Time: Thursday, March 27, 14.30-15.30
Automated planning considers selecting and sequencing actions in order to change the state of a discrete system from some initial state to some goal state. This problem is fundamental in control and scheduling and also emerges in verification and theorem proving. Planning is PSPACE-complete, but good average performance has been obtained on deterministic benchmarks. Problems with non-deterministic actions, however, has turned out to be very hard. The currently best known approach is to employ the reduced ordered binary decision diagram (BDD) using techniques developed in symbolic model checking. However, this approach is challenged by a frequent blow-up of the BDDs and a limited number of solution concepts. In this talk, I will address both of these problems. I will first present a general framework called state-set branching that seamlessly combines BDDs and heuristic search. In an extensive experimental study of state-set branching applied to A*, it consistently outperforms the ordinary A* algorithm, except when the heuristic is very strong. In addition, it can improve the complexity of A* exponentially and often dominates both the ordinary A* algorithm and blind BDD-based search by several orders of magnitude.
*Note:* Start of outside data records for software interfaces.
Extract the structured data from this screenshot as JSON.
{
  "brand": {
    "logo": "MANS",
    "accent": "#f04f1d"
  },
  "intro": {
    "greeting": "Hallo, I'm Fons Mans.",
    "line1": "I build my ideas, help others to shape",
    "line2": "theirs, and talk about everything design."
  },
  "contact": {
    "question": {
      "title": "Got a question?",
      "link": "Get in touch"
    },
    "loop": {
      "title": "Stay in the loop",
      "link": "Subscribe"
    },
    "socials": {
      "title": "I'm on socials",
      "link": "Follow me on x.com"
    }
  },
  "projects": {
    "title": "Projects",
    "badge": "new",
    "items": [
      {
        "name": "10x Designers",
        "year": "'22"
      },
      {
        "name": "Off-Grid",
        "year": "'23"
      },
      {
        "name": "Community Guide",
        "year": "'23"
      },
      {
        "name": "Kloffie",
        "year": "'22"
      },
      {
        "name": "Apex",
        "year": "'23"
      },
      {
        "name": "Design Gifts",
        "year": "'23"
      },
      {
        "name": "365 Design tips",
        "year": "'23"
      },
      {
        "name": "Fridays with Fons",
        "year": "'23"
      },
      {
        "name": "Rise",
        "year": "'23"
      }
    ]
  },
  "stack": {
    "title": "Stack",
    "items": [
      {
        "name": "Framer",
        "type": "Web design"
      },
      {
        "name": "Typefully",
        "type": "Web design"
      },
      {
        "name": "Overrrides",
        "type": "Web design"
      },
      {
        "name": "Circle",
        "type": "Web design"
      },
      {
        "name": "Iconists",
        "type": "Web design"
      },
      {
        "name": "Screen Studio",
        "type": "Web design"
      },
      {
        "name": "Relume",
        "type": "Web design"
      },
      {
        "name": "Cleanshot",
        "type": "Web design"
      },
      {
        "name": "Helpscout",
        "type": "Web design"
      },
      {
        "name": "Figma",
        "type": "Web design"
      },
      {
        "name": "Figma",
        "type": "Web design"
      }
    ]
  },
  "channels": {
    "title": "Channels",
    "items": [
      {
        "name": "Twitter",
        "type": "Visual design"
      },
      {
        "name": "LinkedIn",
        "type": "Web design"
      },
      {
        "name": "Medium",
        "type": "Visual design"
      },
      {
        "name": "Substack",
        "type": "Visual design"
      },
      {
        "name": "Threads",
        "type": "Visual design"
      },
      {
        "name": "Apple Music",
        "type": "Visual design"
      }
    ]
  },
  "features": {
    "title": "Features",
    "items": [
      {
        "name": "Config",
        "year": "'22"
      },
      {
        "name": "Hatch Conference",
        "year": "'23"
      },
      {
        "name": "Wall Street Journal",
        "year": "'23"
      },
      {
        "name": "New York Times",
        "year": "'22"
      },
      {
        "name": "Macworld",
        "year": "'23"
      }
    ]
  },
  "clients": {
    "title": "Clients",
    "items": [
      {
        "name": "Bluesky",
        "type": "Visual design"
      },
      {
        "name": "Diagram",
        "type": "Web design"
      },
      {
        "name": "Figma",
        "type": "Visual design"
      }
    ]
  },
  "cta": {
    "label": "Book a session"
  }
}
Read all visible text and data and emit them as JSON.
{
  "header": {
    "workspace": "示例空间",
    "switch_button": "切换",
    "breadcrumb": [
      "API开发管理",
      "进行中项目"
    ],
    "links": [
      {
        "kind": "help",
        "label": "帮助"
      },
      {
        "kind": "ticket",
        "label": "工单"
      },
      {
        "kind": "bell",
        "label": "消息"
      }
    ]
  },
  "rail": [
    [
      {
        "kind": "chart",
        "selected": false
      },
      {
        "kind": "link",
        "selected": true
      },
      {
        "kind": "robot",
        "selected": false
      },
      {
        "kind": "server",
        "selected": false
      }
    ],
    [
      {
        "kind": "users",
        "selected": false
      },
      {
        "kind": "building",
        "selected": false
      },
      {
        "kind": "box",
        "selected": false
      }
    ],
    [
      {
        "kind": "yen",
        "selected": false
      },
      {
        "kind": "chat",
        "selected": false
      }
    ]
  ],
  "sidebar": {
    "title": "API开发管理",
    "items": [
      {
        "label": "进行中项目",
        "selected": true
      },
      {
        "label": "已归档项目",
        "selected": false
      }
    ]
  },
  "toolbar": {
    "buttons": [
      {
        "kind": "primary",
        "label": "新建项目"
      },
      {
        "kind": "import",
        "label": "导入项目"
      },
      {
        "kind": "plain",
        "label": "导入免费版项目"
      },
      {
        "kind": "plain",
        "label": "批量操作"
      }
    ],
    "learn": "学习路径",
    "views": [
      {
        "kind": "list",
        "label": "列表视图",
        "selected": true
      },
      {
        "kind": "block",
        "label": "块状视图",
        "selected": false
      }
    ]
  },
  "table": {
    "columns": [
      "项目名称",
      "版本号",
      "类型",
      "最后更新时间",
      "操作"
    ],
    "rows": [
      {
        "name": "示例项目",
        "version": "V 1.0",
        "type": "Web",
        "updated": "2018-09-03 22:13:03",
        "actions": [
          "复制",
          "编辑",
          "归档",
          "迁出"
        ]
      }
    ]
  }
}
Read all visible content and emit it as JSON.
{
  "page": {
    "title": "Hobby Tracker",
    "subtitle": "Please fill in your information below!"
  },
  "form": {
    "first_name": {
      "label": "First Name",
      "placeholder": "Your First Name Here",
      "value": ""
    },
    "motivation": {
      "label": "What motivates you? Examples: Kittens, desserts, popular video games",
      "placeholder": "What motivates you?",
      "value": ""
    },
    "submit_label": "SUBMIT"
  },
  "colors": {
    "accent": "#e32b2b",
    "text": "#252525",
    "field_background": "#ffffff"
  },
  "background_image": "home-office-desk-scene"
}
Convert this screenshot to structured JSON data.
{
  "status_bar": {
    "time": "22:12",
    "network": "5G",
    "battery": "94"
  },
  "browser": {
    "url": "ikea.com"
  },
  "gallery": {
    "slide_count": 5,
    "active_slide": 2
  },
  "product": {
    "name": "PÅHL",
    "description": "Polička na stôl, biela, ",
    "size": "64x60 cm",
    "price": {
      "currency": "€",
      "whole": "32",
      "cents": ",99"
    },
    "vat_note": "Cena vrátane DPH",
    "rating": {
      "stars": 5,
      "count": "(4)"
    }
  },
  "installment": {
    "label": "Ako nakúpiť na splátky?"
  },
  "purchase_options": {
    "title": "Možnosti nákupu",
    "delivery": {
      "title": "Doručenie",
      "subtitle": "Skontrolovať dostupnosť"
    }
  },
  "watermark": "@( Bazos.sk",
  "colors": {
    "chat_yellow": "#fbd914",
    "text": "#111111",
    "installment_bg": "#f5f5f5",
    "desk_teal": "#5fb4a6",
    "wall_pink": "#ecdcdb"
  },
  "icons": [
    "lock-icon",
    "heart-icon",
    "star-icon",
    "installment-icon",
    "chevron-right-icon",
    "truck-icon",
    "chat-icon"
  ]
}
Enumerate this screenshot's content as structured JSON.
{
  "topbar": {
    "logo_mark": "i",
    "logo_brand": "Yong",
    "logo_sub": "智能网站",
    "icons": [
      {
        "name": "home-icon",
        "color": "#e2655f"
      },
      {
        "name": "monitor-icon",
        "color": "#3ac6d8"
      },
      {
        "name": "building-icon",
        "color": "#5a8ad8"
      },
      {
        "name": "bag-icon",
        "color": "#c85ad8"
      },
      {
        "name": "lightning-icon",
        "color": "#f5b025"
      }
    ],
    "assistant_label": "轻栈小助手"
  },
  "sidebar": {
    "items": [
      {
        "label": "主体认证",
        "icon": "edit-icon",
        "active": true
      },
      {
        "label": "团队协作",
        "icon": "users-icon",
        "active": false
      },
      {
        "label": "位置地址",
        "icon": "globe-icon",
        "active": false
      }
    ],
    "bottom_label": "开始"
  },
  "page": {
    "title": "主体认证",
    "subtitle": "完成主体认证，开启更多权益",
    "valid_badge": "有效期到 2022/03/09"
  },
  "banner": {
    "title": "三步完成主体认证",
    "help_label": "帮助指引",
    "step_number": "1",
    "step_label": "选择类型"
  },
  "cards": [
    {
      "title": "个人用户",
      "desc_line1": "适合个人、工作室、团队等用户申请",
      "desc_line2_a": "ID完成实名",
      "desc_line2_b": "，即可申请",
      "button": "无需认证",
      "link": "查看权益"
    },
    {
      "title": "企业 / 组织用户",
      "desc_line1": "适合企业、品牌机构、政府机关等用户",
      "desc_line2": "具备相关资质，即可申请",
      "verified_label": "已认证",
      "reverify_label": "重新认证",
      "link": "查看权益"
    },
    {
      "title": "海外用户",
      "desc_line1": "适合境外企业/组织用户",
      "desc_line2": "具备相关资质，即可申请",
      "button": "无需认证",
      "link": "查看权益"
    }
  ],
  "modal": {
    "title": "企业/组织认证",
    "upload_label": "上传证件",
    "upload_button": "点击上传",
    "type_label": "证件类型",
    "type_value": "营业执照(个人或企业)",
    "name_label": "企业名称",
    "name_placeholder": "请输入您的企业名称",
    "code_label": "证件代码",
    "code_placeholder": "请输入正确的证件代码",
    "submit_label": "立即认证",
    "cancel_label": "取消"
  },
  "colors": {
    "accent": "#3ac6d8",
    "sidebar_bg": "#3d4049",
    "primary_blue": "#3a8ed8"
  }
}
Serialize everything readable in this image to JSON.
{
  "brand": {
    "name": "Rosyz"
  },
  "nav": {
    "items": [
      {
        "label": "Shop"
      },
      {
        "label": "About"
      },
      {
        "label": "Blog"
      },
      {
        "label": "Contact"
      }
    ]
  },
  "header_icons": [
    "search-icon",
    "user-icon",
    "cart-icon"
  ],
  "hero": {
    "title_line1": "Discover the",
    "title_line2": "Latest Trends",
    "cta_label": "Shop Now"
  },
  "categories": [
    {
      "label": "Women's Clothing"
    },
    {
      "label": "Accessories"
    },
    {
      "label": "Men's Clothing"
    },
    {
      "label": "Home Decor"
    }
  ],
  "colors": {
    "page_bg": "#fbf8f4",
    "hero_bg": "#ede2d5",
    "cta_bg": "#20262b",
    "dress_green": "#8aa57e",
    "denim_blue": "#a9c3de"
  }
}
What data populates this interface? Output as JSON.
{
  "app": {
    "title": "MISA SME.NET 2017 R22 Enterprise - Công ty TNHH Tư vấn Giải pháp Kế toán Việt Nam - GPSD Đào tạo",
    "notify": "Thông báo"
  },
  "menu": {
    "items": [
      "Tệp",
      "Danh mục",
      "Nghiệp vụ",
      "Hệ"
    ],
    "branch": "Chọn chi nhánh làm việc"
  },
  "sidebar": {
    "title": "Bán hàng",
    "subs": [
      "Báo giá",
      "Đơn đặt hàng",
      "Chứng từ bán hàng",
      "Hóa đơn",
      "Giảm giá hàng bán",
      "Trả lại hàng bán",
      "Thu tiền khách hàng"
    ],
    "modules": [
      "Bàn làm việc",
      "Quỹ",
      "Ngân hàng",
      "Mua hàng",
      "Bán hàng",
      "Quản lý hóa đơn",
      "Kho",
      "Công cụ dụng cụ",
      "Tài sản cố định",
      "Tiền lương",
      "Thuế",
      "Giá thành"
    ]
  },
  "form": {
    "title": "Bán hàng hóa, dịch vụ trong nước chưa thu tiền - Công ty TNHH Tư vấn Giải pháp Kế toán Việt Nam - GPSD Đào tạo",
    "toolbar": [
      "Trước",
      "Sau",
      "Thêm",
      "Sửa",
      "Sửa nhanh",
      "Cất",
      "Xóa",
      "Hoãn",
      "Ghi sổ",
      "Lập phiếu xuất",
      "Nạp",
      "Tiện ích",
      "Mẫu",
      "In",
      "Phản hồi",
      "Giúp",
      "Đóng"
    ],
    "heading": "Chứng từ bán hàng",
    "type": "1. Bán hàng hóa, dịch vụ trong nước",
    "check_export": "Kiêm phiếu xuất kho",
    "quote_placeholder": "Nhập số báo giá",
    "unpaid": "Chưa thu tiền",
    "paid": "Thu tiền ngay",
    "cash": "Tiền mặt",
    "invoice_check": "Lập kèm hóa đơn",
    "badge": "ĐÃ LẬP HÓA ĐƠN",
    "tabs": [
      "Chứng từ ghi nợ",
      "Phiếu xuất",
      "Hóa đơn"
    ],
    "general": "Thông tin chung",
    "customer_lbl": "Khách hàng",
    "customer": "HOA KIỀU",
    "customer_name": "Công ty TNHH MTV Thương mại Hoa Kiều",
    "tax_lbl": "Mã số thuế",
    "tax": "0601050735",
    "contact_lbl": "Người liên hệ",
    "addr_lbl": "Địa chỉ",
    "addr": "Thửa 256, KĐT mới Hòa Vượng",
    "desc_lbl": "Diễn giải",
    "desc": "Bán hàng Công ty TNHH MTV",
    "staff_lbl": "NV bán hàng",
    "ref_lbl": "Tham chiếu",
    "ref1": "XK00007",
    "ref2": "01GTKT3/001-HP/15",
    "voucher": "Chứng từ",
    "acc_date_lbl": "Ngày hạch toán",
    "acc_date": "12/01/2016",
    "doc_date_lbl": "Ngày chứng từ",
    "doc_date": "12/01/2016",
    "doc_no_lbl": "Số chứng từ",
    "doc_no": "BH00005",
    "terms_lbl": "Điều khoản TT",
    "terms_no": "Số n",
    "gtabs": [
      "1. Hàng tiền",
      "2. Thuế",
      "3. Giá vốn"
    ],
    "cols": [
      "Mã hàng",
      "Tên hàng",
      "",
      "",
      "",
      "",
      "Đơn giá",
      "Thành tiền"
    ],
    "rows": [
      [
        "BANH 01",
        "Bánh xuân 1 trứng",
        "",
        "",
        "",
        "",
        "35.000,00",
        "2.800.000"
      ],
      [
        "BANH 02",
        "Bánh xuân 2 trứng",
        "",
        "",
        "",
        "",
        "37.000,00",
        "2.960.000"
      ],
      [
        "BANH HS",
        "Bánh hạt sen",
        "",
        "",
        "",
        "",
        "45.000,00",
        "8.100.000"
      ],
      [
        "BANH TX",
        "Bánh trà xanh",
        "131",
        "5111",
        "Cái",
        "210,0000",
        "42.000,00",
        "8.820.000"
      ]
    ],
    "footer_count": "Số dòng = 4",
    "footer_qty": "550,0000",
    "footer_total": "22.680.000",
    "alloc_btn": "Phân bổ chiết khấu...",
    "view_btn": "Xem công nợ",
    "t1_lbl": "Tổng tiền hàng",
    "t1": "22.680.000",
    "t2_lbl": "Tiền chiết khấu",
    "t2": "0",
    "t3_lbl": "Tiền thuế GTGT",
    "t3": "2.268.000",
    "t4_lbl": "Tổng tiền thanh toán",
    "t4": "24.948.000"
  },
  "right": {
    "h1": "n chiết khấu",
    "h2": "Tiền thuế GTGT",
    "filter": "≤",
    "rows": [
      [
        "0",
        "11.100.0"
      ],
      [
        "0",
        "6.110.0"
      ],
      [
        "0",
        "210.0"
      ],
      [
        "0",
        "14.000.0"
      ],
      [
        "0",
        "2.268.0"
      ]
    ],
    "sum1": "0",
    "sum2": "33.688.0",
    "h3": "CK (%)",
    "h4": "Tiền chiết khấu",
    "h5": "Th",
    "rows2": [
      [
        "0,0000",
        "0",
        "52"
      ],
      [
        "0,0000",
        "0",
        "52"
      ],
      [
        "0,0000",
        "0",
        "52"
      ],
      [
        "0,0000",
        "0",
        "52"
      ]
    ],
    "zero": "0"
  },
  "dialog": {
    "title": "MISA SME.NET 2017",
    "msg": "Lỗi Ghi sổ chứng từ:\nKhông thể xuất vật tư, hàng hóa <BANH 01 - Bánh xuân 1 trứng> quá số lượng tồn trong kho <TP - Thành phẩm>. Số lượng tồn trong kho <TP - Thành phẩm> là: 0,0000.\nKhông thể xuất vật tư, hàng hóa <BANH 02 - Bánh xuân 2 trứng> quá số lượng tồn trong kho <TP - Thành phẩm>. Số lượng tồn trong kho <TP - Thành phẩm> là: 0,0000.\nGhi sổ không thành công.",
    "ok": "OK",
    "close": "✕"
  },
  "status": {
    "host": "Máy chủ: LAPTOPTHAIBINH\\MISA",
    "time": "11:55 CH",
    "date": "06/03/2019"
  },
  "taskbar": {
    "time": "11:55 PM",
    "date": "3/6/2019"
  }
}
In the second part of the talk, I will show how state-set branching can be used to improve the performance of non-deterministic planning algorithms and finally introduce two new classes of algorithms that models faults and environment actions explicitly in order to produce fault tolerant plans and solutions for problems with adversarial environments.